* [What the task asks]
What is needed here is every line of the records that includes "file".

Information Start Marker

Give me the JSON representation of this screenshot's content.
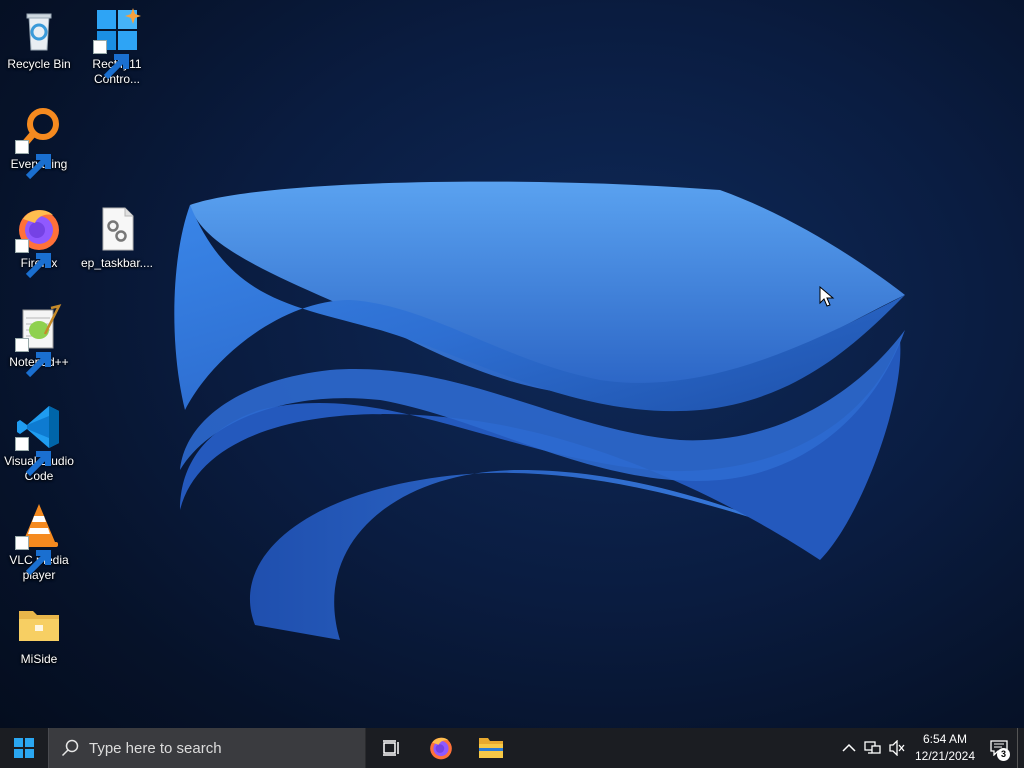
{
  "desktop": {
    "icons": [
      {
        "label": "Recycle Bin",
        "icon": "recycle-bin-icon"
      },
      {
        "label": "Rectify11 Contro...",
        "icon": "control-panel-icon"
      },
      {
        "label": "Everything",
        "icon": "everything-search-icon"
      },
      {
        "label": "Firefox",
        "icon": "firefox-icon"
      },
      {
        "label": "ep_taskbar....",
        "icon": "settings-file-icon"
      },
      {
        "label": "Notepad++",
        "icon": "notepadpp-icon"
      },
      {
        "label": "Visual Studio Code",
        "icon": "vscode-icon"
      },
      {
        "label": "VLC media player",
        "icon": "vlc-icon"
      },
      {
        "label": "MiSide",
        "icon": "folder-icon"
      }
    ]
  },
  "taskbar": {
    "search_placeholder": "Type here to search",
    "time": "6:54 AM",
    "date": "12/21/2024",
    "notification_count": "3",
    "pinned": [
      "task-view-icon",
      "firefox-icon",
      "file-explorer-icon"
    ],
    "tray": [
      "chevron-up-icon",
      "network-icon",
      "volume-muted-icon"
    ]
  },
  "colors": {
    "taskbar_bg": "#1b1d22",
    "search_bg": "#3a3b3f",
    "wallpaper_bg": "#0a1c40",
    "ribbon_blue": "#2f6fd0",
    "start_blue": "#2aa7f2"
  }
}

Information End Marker

* [Written response]
        "icon": "settings-file-icon"
      "file-explorer-icon"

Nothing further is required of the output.